Gender Dysphoria and how it effects us separately is often a very personal experience. Also it revolves too on how we interact with the public as a transgender woman. In other words, do we pass. I dislike the term but it is one of the few I could use other than “present.”
I remember the days when I first began to try my hand at a feminine life, I chose places which had an abundance of mirrors I could reinforce my feminine image in. One place I recall many visits was a large coat factory store where I could try many women’s winter coats I couldn’t afford. One in particular was a pale blue mid length wool coat I dearly loved. I’m surprised I didn’t get kicked out of the store for being a pest and not buying anything.
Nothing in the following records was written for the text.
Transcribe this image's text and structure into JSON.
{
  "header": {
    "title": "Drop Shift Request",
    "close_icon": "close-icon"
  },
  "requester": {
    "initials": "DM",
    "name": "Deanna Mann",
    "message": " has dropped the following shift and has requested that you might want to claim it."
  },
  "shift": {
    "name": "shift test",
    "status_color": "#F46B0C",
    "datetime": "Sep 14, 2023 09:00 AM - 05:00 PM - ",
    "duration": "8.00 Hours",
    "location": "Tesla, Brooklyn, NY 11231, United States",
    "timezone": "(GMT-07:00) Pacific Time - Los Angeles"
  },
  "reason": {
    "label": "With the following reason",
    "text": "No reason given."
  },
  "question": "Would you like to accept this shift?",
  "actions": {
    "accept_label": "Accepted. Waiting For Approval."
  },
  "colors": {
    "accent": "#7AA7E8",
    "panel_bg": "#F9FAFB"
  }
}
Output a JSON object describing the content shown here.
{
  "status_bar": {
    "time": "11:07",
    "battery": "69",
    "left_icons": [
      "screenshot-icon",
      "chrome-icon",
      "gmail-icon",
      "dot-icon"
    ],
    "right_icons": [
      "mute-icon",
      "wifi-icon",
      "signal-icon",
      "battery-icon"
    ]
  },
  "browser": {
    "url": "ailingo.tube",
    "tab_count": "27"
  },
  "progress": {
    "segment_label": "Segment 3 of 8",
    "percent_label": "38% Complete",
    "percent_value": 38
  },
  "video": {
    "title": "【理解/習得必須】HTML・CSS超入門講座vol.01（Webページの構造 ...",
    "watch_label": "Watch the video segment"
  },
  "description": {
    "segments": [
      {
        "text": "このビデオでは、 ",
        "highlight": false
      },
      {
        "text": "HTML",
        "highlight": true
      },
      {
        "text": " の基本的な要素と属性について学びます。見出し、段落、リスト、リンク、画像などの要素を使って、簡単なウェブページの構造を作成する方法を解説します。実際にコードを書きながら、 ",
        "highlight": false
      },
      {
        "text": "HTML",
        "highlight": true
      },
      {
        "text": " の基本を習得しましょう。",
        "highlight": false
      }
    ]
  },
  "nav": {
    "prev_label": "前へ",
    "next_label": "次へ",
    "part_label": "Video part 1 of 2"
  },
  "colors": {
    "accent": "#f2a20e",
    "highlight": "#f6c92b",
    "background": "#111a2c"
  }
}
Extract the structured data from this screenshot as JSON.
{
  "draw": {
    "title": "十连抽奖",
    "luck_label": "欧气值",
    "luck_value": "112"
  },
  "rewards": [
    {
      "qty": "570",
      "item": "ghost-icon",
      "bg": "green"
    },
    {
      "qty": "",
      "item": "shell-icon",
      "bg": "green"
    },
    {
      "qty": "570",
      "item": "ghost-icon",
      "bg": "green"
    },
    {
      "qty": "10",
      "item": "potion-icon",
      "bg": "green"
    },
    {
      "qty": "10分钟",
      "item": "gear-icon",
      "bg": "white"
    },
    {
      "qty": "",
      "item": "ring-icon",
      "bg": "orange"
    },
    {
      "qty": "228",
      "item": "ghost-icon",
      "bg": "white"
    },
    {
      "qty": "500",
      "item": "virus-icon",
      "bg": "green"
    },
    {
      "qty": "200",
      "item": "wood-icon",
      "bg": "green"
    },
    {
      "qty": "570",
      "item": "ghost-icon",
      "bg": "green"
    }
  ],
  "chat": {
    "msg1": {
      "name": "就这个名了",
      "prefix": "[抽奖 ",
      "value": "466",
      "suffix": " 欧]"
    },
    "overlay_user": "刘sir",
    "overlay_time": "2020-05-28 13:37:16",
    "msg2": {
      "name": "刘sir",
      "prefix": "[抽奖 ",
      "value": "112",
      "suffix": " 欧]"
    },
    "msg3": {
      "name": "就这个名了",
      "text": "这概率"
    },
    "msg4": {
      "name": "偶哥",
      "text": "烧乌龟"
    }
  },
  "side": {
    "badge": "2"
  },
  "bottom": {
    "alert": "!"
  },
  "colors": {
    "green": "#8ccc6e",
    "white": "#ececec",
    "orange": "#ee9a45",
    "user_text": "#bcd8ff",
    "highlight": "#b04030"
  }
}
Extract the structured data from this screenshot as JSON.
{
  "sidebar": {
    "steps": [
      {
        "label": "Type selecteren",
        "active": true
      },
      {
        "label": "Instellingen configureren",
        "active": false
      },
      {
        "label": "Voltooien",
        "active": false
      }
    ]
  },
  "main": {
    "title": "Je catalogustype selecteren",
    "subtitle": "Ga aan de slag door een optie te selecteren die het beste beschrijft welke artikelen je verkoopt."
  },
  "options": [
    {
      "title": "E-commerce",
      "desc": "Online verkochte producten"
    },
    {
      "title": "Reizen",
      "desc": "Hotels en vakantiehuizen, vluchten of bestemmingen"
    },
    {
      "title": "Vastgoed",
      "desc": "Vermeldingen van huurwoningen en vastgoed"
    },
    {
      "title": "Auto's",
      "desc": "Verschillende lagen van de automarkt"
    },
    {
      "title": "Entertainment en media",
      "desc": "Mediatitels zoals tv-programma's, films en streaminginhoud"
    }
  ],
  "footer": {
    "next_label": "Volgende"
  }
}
Still I persisted with mirrors I even sought out sports bar venues where I could sit facing the mirrors behind the bar to reinforce my feminine thoughts. Of course the feelings were fleeting and all too soon, I was left alone with my Mtf gender dysphoria.
Recently I read another take on the whole idea called “Being Trans in a World of Mirrors” by Emma Holiday: “Everyone has moments of self-criticism and self-hate. They can be even more painful if parents, siblings or friends highlight your own perceived weaknesses. That kind of negative attention takes the extra rawness and makes it throb inside our soul. We are all forced to find ways to deal with it and survive; it gives psychiatrists, psychologists and bartenders job security.
But being transgender seems to be the Olympics of internal pain and external vulnerability. Over the last three years I have experienced the transgender gauntlet of gender dysphoria in all its glory. It is an inescapable experience of doubt, confusion, shame, guilt, anger and fear, churning 24/7 in your head. When you have gender dysphoria, the frightening statistic that 40% of transgender people attempt suicide suddenly makes sense.”
Of course Emma has more to add and you can read it here.